Fully open works great for summer temperatures, and as the mercury drops, the bag seals more fully around the sleeper and ground pad. We even opened up the bottom and wore it around camp as an extra layer during a cold morning. For greater versatility, get the goose down model which will let it be more packable or better for a larger temperature range. We could also see this being used as a "one and a half" person bag for ultralight alpine climbing trips, where climbers often use one sleeping bag for two people.
The Burrow Econ 20 has a short zipper on the foot box, cinch cords on either end, and two buttons to keep everything in place. It also has three grosgrain webbing loops for either hanging from a hammock or hooking the pad attachment system. The cinch on the top has a very long cord, but it tucks away nicely into the bag away from the face. The bottom cinch doesn't close quite as tightly as we'd like but wasn't noticeably drafty, except on the coldest nights.
We love that the Burrow can open all the way or strap down onto a pad for cooler nights. We didn't test it for hammock camping, but there are features set up for it, and that seems like an intriguing idea for more heavily wooded areas.
This is absolutely where the Econ Burrow shines. It is way less expensive than every other bag or quilt we tested. It doesn't have quite the warmth to weight ratio, or as nice of material, but it's hard to argue with savings that big. It's still a decently warm quilt that's reasonably light, at about half the price compared to most of the bags in this review. This is why it's our champion for tight budgets.

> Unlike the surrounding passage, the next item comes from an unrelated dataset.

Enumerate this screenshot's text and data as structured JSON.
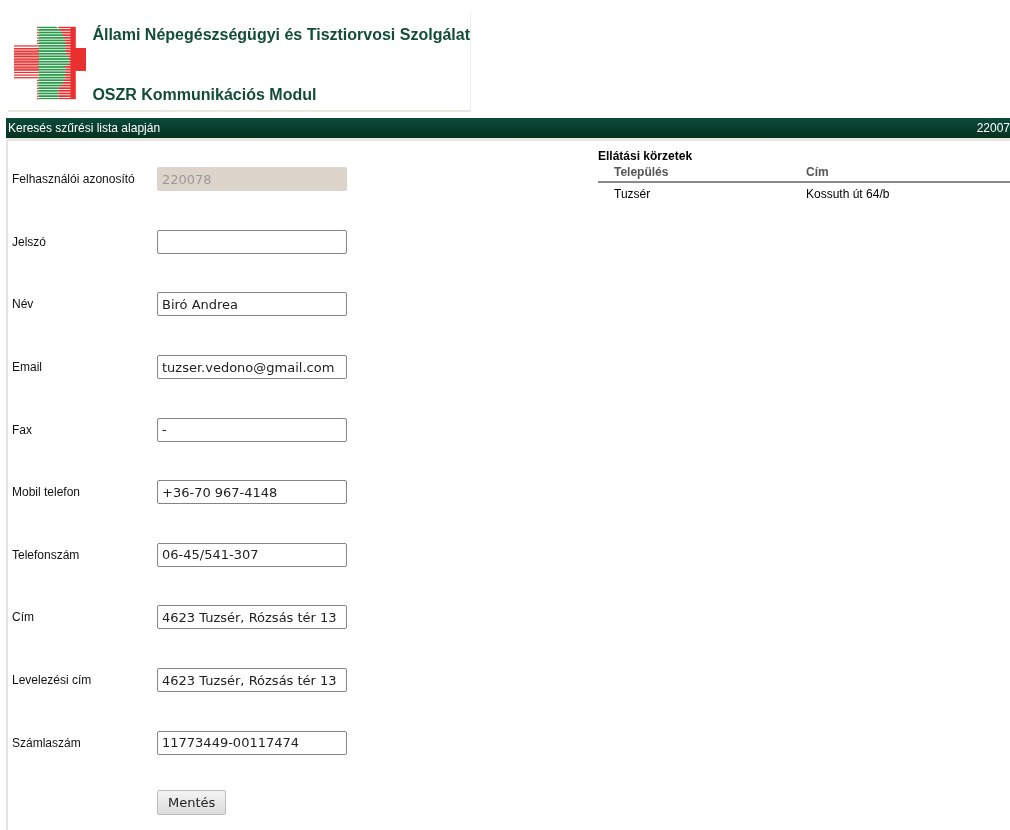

The Econ Burrow is a great choice if you're looking for an affordable, packable, full-featured quilt for hammock or ground sleeping on the warm side of three-season conditions. We were really impressed with how well it worked, especially given how much cheaper it is compared to very similar products. While it's not the full-on top of line quilt, it provides an opportunity for someone to enter the world of ultralight backpacking without having to spend an enormous amount of money on one of the "big four" items. We liked it, and the value, enough to give the Econ Burrow our Best Buy on a Tight Budget award.
Other Versions and Accessories

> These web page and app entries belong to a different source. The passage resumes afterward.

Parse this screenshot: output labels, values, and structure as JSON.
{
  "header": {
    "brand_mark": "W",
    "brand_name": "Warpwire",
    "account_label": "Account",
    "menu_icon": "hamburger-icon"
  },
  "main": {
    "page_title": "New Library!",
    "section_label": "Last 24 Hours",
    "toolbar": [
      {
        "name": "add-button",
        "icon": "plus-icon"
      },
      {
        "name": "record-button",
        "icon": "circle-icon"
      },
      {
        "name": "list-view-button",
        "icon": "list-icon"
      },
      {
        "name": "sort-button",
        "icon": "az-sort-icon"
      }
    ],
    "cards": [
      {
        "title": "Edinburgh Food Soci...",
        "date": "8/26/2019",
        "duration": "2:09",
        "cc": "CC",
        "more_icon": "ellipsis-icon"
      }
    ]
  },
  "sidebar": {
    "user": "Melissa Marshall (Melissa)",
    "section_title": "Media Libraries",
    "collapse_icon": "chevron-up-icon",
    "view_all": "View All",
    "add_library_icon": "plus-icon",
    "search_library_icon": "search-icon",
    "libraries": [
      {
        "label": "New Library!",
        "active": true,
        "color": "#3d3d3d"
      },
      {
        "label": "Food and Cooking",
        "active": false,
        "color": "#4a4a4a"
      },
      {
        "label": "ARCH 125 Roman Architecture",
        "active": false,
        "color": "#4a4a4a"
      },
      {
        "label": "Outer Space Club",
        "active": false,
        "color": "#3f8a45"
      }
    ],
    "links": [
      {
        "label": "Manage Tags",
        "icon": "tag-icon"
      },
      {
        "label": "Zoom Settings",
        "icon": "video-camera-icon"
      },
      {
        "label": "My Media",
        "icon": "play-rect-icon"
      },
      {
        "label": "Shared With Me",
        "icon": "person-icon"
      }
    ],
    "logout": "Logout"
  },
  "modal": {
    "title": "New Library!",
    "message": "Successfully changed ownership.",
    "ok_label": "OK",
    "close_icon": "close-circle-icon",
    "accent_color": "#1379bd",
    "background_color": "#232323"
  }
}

Hammock Gear also makes a premium version of the same quilt, with many customizable options, including burlier or lighter fabrics, 850 and 950 fill power down, a sewn or zippered foot box, different widths, and overfill, but all of these increase the cost.
— Ethan Newman